Here’s the English version of the astrological tables I created for Polskie Towarzystwo Astrologiczne (Polish Astrological Society). It is designed to use with traditional methods (Hellenistic and Medieval mostly).
First side contains the essential dignities of planets in a table form.
TRIPLICITIES used here are according to Dorotheus of Sidon (from 1st Century CE).
These are different from Lilly’s triplicity rulers only in that way, that Lilly discards the third rulers and assigns Mars to be the only ruler for the “watery” signs. So it can be still used along Lilly if you’d just remember this slight differences.
In the same way the DECANATES (often shorted as Decans, or also called Faces) are in the Chaldean order, not the so called Varahamihira decans of Indian origins that are widely known in modern astrology, where we assign the rulership over each decan one of the signs of the same element. Here the planets are rulers, not signs, and the order is obviously different.
And lastly: the TERMS (or Bounds) used here are the earlier Egyptian system, which predates the Ptolemaic terms utilized by Lilly. So those astrologers that are faithful with Lilly might want to be careful here. Though, I’m among “the students of Astrology” who find the Egyptian terms seem to work in horary as well, who choose to use it generally, without switching back and forth. But it’s everyone’s personal call, I’m not about to persuade anyone to that approach.
SECOND SIDE contains two things:
the list of important FIXED STARS.
Choosing the stars wasn’t very easy. I compared many such a “lists of important fixed stars” which differ a bit and the result is my attempt to find which seem to be the most important to most of authors. This is mirrored in how bold the font which the names are written with is. The bolder the name – the more most authors pay attention to the star.Positions for two years are given. 2014 for current horary questions. And 1950 for casting charts of people now living. Below the star list there’s an instruction on how many seconds you should add or subtract for each year forward or back.
And I added some symbols for the stars:
First obvious are the planetary glyphs that indicate the nature of the star according to Ptolemy. For example Betelgeuse, the orange-ish star in Orion has a nature of Mars with some influence of Mercury.
Next are the crown symbols:
Black crown for so called traditional Royal Stars, which were once the four symbolic guardians of directions.
The white crown indicates the six stars that John Frawley calls the Royal Stars – although he’s a contemporary writer, he’s theory of assigning a great power to the stars laying on the ecliptic is actually based on ancient tradition. These two concepts were often confused in the past.

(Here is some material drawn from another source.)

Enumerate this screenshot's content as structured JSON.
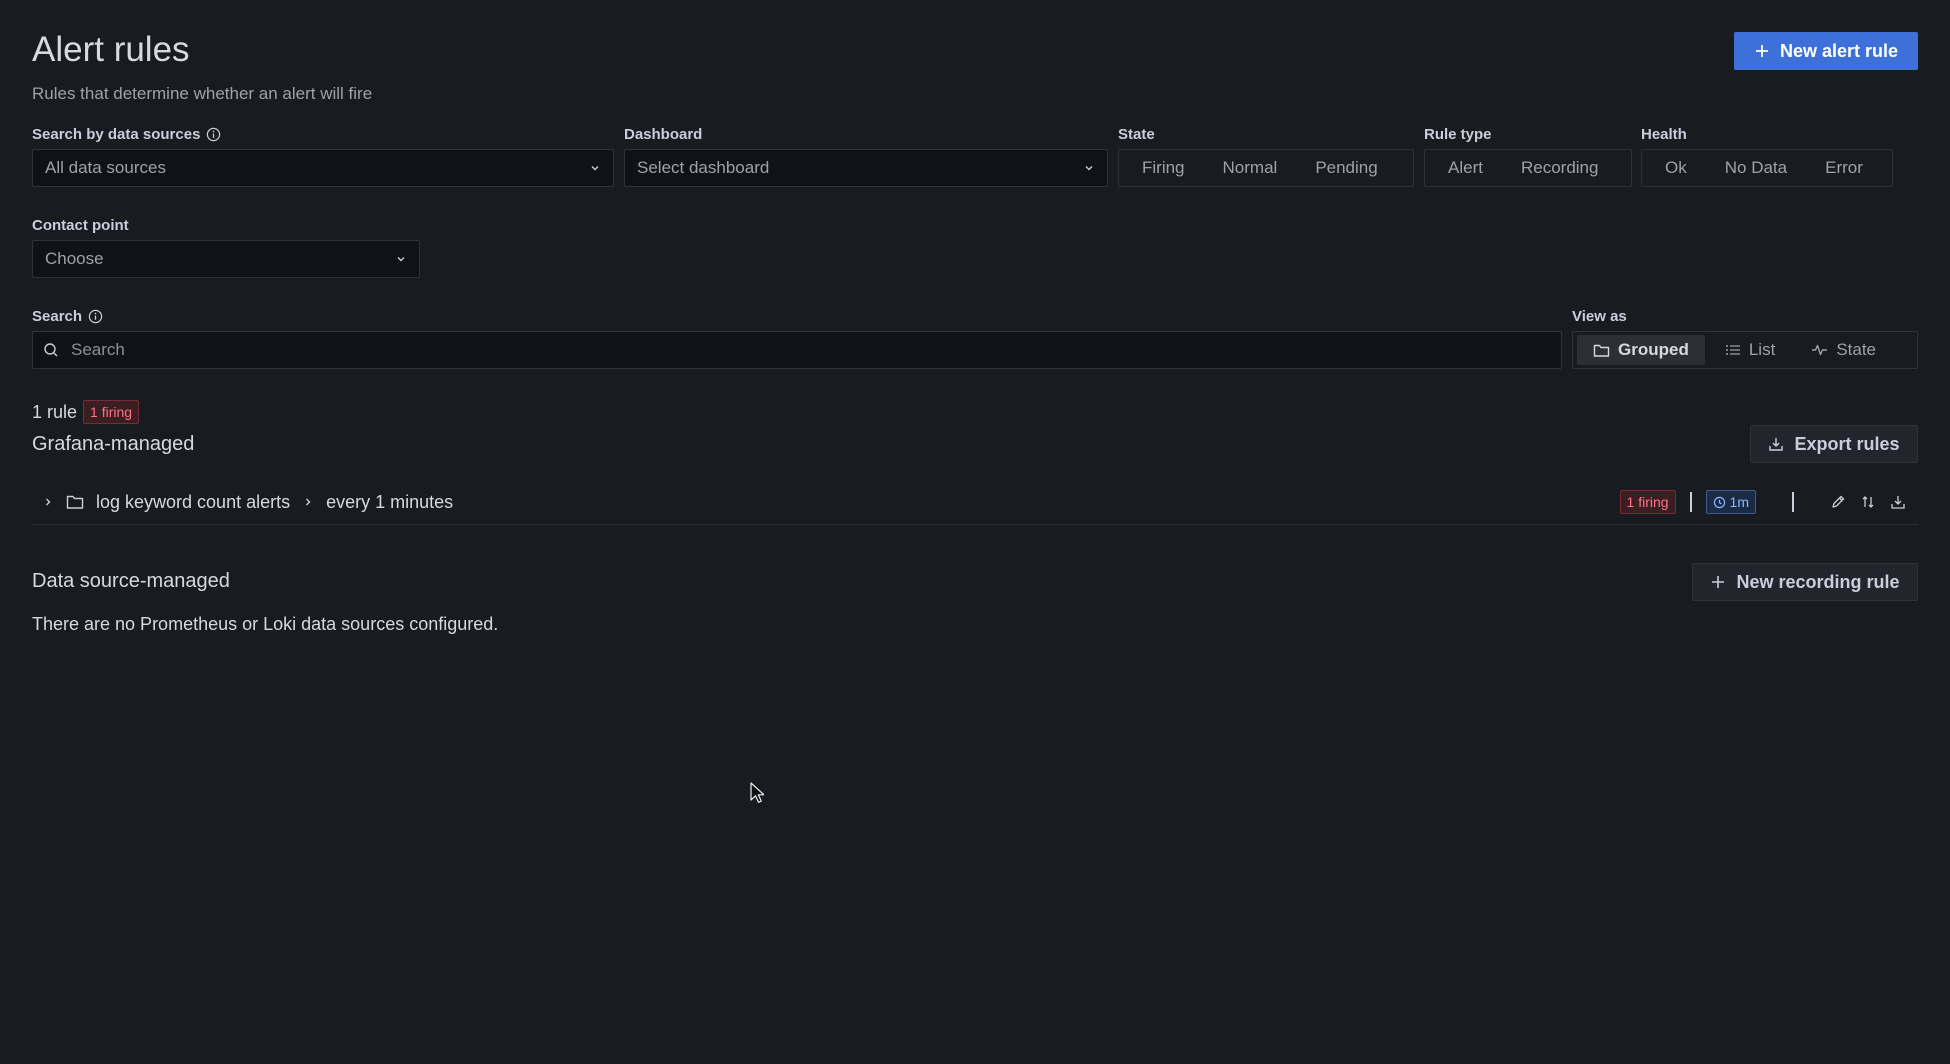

And the symbol of white multi-armed star indicates the stars of the 1st magnitude, which are the brightest ones. Not all of these appear on “important star list” by many authors. Though I decided to place them all here for the sake of medical astrology, where for example Nicholas Culpeper recommends to watch if the Moon is making a conjunction with a first magnitude star when analysing a decumbiture horoscope of illness.
The symbol for first magnitude next to Betelgeuse is grayed out, because it’s a variable star: it varies back and forth in magnitude, once being of 1st magnitude, once not. Yet it would be problematic to exclude it from the list, since it very often IS of first magnitude
On the right side we have a table of PLANETARY YEARS. This is useful mostly for calculating the length of life in the process of choosing the hyleg (hīlāj, apheta or a “giver of life”) and alcocoden (al-kadukhadāh, the “giver of years”). Not very easy nor straightforward method, with several variables, which requires constant adding, subtracting and dividing these planetary years in the table. The maxima years were omitted, since they are used in mundane astrology only where much longer periods are to be considered.
I hope the tables will be useful. Spread and share them if you like.
CLICK HERE to download the PDF version of the tables.
They are designed to look nice on a coated paper (ask for such a bit thicker shiny paper in stationary store or a xerox point to use with your own printer or just simply ask at xerox point to print on such. It’s designed to look good in grayscale, so the printing itself would be cheaper, still giving the professional look.